[Element data from apps and pages]
═══

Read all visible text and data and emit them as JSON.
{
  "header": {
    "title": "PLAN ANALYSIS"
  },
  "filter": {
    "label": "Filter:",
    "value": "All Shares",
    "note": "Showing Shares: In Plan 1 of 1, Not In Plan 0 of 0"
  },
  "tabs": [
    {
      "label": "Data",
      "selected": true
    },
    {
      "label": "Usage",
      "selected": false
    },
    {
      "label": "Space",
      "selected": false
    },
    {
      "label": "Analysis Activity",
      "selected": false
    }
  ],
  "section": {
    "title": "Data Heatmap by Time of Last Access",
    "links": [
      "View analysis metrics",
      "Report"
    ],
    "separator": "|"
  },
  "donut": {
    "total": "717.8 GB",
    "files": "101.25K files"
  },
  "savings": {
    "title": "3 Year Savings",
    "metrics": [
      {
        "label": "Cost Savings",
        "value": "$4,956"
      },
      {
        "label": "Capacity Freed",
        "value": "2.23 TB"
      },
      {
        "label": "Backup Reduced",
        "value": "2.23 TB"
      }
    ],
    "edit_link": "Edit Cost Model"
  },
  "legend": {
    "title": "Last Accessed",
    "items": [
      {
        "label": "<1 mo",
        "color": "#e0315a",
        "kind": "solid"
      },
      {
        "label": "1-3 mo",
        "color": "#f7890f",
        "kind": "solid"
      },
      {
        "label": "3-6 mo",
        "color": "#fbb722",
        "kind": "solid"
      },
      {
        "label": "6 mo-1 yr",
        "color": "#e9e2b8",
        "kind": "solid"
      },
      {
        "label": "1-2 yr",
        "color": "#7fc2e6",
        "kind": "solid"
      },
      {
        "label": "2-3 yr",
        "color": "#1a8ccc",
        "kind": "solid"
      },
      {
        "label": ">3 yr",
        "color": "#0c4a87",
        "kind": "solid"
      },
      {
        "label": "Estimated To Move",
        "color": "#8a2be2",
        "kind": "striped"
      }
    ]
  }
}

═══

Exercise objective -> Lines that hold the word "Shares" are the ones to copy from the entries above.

The completed task ->
    "value": "All Shares",
    "note": "Showing Shares: In Plan 1 of 1, Not In Plan 0 of 0"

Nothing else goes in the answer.